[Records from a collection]

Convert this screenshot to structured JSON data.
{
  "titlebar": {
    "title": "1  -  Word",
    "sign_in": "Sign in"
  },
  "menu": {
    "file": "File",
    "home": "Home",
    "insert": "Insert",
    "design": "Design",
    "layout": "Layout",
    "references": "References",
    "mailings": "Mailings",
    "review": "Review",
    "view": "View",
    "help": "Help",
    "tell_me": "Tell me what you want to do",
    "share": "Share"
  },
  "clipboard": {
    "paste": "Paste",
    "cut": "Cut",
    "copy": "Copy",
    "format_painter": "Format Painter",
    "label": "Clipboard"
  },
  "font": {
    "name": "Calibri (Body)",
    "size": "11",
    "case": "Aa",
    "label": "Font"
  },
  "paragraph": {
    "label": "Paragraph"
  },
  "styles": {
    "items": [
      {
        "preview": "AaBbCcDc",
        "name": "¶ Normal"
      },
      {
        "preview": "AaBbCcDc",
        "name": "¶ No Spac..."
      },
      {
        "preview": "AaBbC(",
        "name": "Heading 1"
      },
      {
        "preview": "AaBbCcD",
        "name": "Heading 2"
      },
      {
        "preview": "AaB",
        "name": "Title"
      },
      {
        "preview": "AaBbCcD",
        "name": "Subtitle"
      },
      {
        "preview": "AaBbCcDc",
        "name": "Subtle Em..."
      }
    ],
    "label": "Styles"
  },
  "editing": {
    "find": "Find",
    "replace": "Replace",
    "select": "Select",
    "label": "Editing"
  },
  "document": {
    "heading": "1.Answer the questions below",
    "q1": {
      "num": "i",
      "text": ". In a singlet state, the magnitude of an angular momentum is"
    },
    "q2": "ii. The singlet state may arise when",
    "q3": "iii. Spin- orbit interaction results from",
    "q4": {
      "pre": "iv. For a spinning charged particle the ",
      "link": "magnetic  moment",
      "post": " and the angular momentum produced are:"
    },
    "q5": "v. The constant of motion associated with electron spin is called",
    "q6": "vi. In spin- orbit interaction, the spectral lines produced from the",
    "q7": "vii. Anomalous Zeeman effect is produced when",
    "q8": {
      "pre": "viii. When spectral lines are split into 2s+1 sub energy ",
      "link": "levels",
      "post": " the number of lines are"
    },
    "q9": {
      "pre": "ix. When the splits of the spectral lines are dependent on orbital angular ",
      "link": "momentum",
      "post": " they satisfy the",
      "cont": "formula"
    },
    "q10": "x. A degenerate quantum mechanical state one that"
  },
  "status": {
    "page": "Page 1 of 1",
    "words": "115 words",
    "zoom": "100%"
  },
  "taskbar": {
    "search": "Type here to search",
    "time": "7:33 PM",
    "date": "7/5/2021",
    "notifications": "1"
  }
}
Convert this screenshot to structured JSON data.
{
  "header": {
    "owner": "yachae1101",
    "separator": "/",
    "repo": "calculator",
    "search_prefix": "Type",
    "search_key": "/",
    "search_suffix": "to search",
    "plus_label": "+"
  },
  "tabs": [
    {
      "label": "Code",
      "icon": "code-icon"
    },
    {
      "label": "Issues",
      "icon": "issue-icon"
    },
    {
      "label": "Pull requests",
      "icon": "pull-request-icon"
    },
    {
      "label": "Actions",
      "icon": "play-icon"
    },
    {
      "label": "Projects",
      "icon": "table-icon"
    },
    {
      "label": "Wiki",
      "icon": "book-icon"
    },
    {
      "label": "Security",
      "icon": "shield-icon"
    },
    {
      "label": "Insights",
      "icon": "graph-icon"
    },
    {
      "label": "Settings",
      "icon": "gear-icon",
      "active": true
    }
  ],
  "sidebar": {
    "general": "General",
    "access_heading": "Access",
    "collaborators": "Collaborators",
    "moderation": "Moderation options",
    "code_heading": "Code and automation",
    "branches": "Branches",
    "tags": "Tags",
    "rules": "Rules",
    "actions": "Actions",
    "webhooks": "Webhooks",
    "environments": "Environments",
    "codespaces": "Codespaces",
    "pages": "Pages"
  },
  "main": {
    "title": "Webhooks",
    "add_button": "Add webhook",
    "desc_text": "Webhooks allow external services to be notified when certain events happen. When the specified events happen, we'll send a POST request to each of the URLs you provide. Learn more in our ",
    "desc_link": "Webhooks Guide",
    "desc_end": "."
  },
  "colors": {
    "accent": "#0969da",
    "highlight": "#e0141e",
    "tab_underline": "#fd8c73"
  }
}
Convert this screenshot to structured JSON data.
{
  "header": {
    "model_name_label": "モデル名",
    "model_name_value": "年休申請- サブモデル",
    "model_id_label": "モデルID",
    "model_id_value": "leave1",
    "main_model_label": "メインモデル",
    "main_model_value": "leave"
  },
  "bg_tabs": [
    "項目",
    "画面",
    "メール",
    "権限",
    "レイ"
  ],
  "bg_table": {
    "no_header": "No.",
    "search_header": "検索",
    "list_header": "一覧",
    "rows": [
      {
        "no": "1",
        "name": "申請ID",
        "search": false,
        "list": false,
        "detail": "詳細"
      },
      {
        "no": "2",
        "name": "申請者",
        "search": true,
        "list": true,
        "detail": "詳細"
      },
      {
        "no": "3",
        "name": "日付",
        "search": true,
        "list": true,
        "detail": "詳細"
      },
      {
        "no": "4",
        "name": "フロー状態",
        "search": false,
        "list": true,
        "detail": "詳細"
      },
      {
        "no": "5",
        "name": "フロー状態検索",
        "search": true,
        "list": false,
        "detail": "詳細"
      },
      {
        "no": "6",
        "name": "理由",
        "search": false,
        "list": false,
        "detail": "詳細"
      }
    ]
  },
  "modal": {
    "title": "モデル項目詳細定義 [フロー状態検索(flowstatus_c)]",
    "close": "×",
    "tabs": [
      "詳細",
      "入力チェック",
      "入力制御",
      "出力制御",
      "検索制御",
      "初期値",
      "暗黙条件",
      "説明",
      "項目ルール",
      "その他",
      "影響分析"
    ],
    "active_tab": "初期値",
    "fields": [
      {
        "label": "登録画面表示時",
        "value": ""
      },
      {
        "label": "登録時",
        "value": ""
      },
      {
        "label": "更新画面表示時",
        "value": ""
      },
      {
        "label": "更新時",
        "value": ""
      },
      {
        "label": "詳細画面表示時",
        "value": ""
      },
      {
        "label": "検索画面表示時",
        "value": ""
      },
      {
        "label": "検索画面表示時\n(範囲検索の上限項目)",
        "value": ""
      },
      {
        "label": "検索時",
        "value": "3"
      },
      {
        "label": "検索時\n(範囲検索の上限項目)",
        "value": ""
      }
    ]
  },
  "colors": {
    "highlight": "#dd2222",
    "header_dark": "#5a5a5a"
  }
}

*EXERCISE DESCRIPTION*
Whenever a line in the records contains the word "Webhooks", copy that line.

*THE ANSWER*
    "webhooks": "Webhooks",
    "title": "Webhooks",
    "desc_text": "Webhooks allow external services to be notified when certain events happen. When the specified events happen, we'll send a POST request to each of the URLs you provide. Learn more in our ",
    "desc_link": "Webhooks Guide",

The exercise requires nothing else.